Here’s one simple example. How many of us have forgotten to apply suncreen or re-apply it and then spent the day in a canoe or kayak in the blazing sun, only to find yourself lying in your tent out in “Middle Earth” someplace at 7 pm, incoherent and your partner wondering, “What the f@#$ are we supposed to do now? Small event; bad decision; potentially dire consequences.
Yup, done that one.
In past, I was very fond of the “whole de-hydration concept.”
Told you, for those wondering what I look like. Take dictionary; look up dumb-ass; photo is me.
I had failed to respect that:
- Old Baldy is 250 to 300 feet above the Beaver Valley
- warning signs of steep cliffs – danger(hey, I’ve got experience)
- this a big valley area which could result in different weather patterns from the valley bottom(no wind) as compared to the top of the escarpment(big time wind)
- and not that it was windy(which was important) – but what the wind was doing
- focussing on the small screen on my phone took my focus off the horizon which likely help lead to the vertigo feeling
- likely something else I’m forgetting
- combining all those things and then getting WAY TO CLOSE TO THE EDGE
However, I did know this limit.
When I had the sensation that I was starting the sway and my head was starting to spin a bit and that there was a dandy chance that I might be proving the whole gravity thing. I said, “Nope, the consequences(which likely would have been my last) of trying to get this picture would have far out-weighed any comments received through the “old blog.”
It was time to “move away from the edge.”
It’s when we fail to recognize we may be heading into a “series of unfortunate events”, that bad stuff happens. Even on a simple hike like this. Be aware. We don’t need anymore dumb-asses. Even though there would appear to be plenty of seating still available.
We’ve met a lot of great outdoor types over the years. Met many more since pressing publish with “justabitfurther.”

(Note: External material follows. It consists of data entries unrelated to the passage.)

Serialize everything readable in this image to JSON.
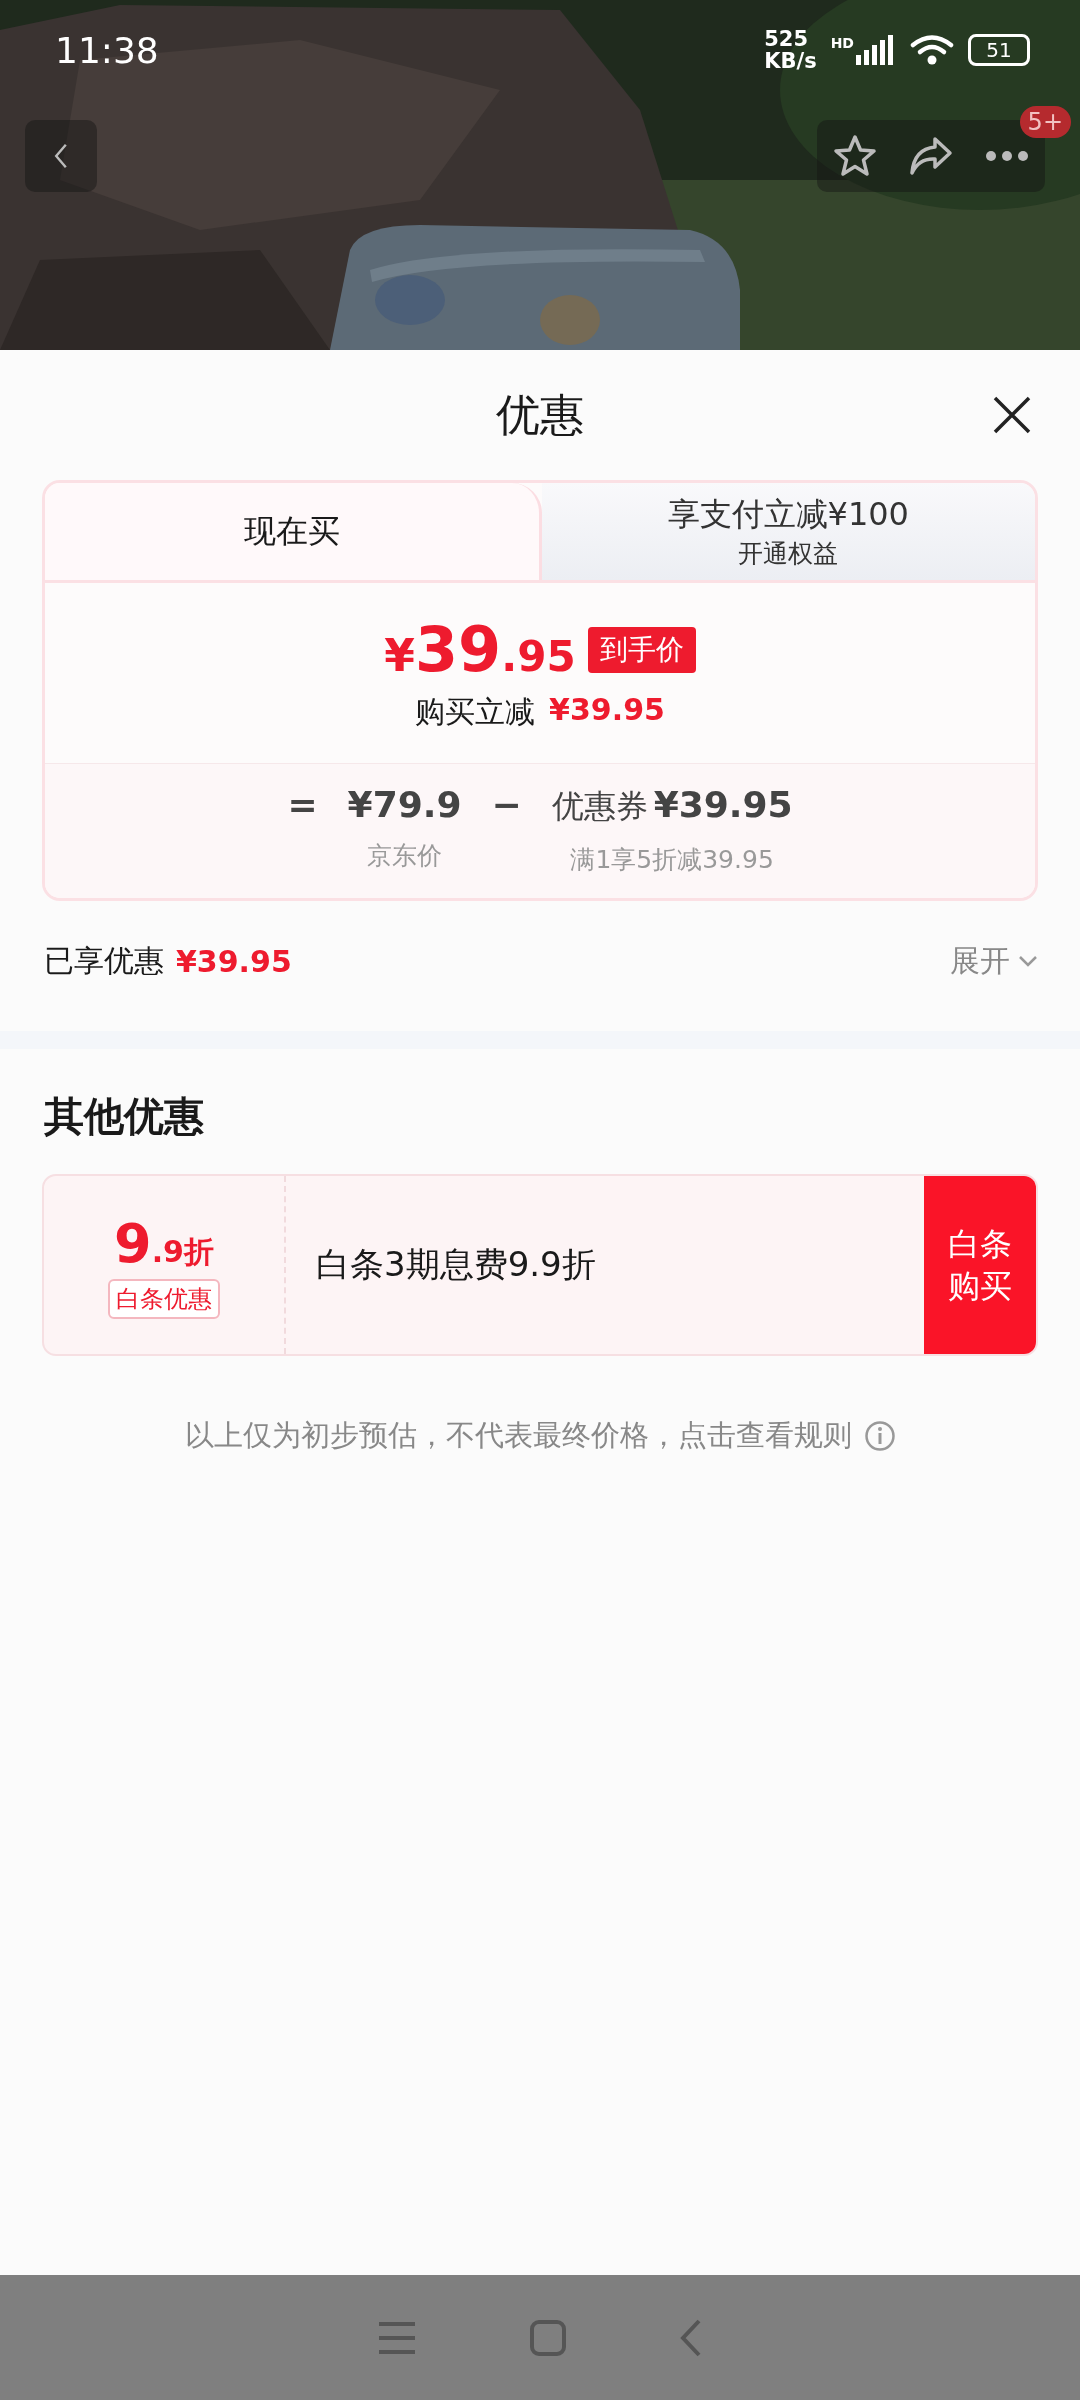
{
  "status_bar": {
    "time": "11:38",
    "net_speed": "525",
    "net_unit": "KB/s",
    "network_badge": "HD",
    "battery": "51"
  },
  "product_header": {
    "kind": "picture",
    "more_badge": "5+"
  },
  "sheet": {
    "title": "优惠",
    "tabs": [
      {
        "label": "现在买",
        "selected": true
      },
      {
        "label": "享支付立减¥100",
        "sublabel": "开通权益",
        "selected": false
      }
    ],
    "final_price": {
      "currency": "¥",
      "integer": "39",
      "decimal": ".95",
      "tag": "到手价"
    },
    "instant_discount": {
      "label": "购买立减",
      "amount": "¥39.95"
    },
    "formula": [
      {
        "kind": "operator",
        "text": "="
      },
      {
        "kind": "term",
        "value": "¥79.9",
        "caption": "京东价"
      },
      {
        "kind": "operator",
        "text": "−"
      },
      {
        "kind": "term",
        "prefix": "优惠券",
        "value": "¥39.95",
        "caption": "满1享5折减39.95"
      }
    ],
    "enjoyed": {
      "label": "已享优惠",
      "amount": "¥39.95",
      "expand": "展开"
    },
    "other_title": "其他优惠",
    "offers": [
      {
        "discount_main": "9",
        "discount_rest": ".9折",
        "tag": "白条优惠",
        "description": "白条3期息费9.9折",
        "action": "白条购买"
      }
    ],
    "disclaimer": "以上仅为初步预估，不代表最终价格，点击查看规则"
  }
}
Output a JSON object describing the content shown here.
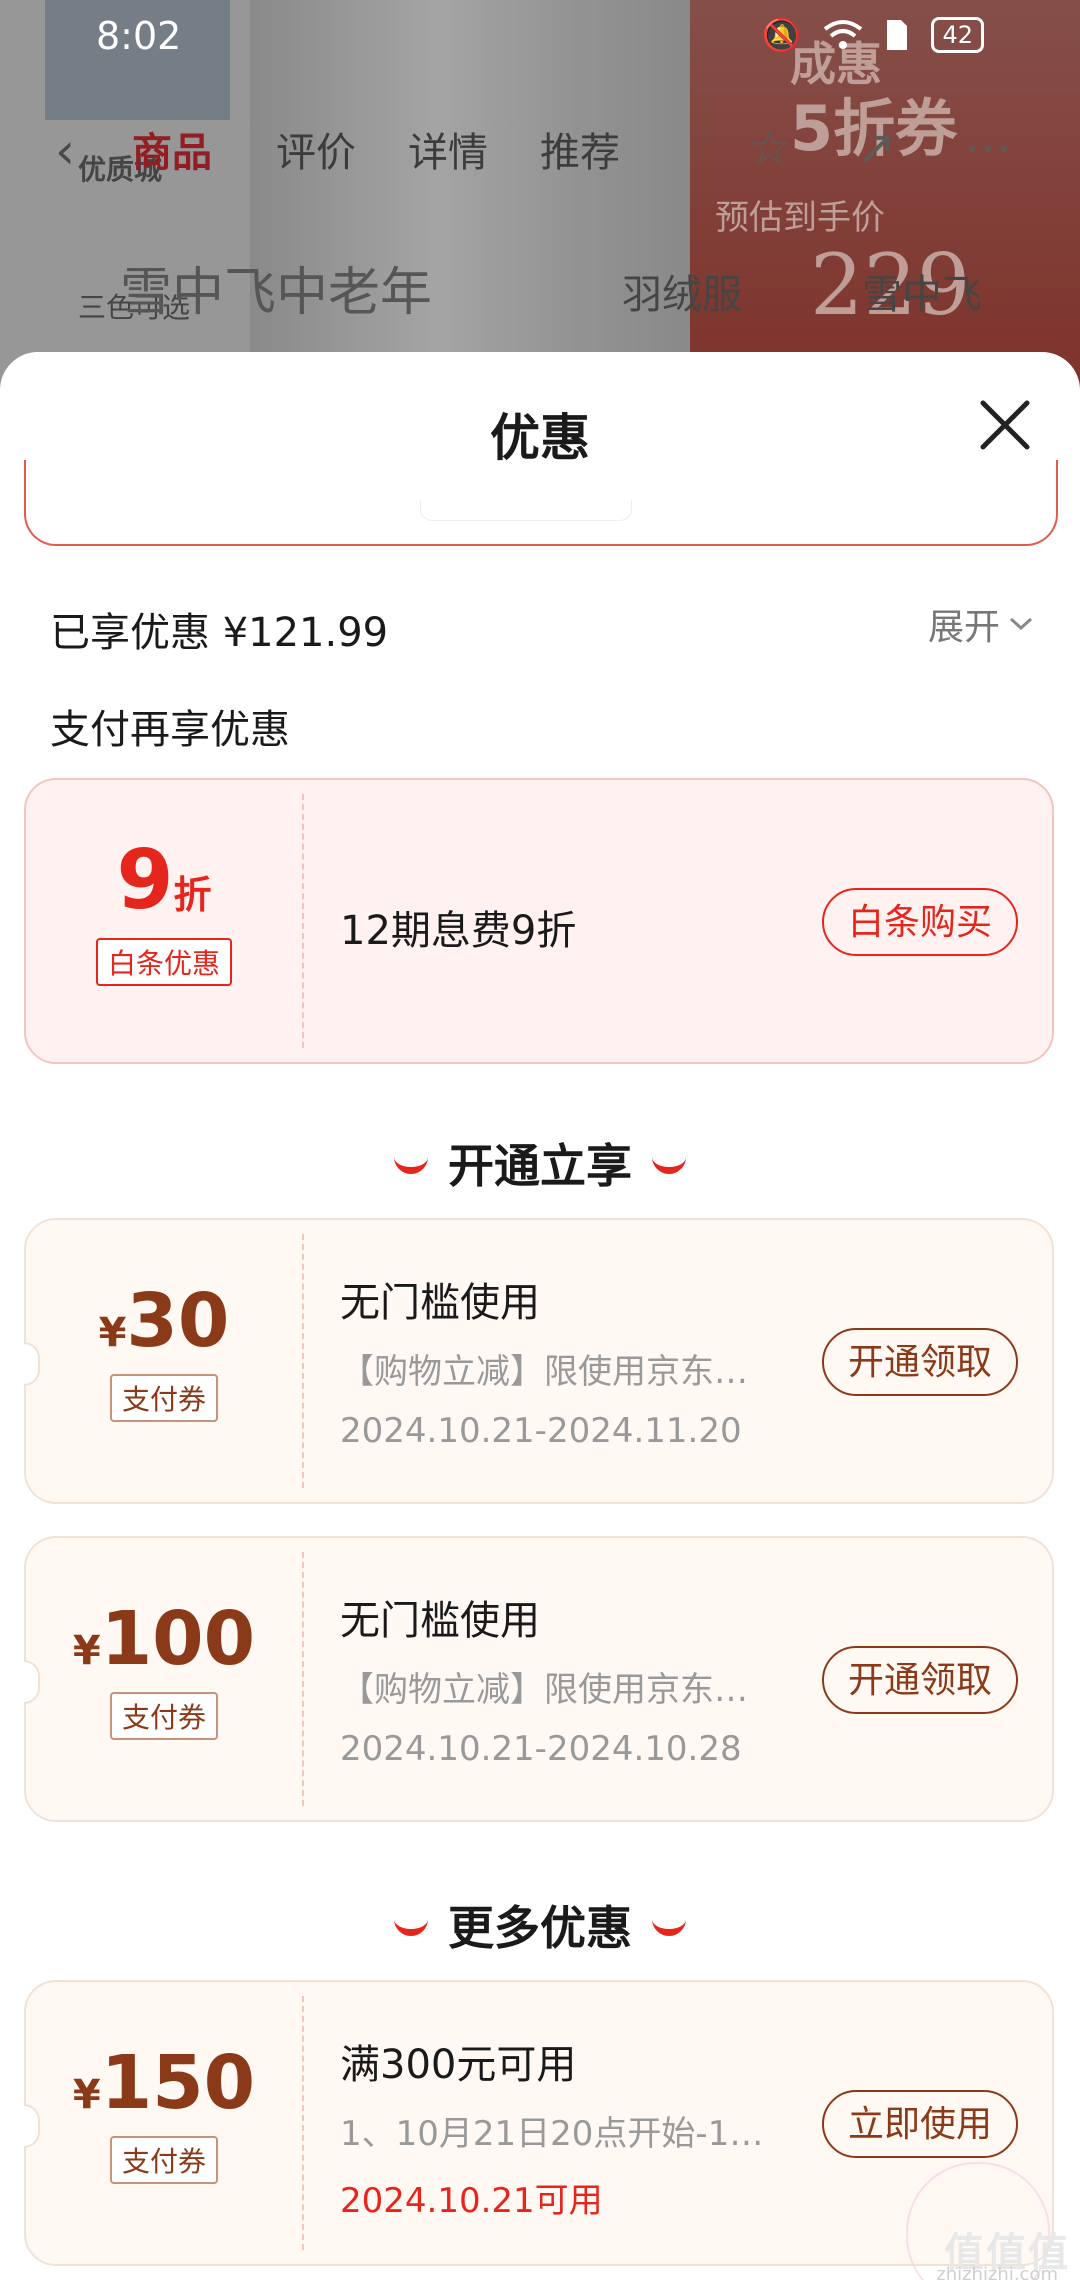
{
  "status": {
    "time": "8:02",
    "battery": "42"
  },
  "background": {
    "tabs": [
      "商品",
      "评价",
      "详情",
      "推荐"
    ],
    "badge": "优质城",
    "colors_label": "三色可选",
    "search_text": "雪中飞中老年",
    "keyword1": "羽绒服",
    "keyword2": "雪中飞",
    "promo_line1": "成惠",
    "promo_line2": "5折券",
    "promo_line3": "预估到手价",
    "promo_price": "229"
  },
  "sheet": {
    "title": "优惠",
    "saved_label": "已享优惠 ¥121.99",
    "expand_label": "展开",
    "pay_more_label": "支付再享优惠",
    "baitiao": {
      "discount": "9",
      "discount_unit": "折",
      "tag": "白条优惠",
      "text": "12期息费9折",
      "button": "白条购买"
    },
    "section_open": "开通立享",
    "section_more": "更多优惠",
    "coupons": [
      {
        "symbol": "¥",
        "amount": "30",
        "tag": "支付券",
        "title": "无门槛使用",
        "desc": "【购物立减】限使用京东…",
        "date": "2024.10.21-2024.11.20",
        "button": "开通领取"
      },
      {
        "symbol": "¥",
        "amount": "100",
        "tag": "支付券",
        "title": "无门槛使用",
        "desc": "【购物立减】限使用京东…",
        "date": "2024.10.21-2024.10.28",
        "button": "开通领取"
      },
      {
        "symbol": "¥",
        "amount": "150",
        "tag": "支付券",
        "title": "满300元可用",
        "desc": "1、10月21日20点开始-1…",
        "date": "2024.10.21可用",
        "button": "立即使用"
      }
    ]
  },
  "watermark": {
    "text": "值值值",
    "sub": "zhizhizhi.com"
  },
  "colors": {
    "accent_red": "#e5261d",
    "coupon_brown": "#8a3a18"
  }
}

We really want to keep those friendships going and to make some new ones along the way.
So, be safe. Do, what you love to do out there. The birds are chirping. Me thinks spring is near. Write about where you’re at in life; your trips and adventures.
Gee, even write about your dumb-ass move.
But, only write about one you did.
I’ll need all the gigabytes or whatever the term is on the internet to write about mine. Believe me, I been able to gather a few over the years.
You did look-up “dumb-ass” in the dictionary – right?
Yup. The only comments would have been – “He was a nice guy. But, what a dumb-ass.”
I’ll get to Part 2 of your trip to Old Baldy later today or tomorrow.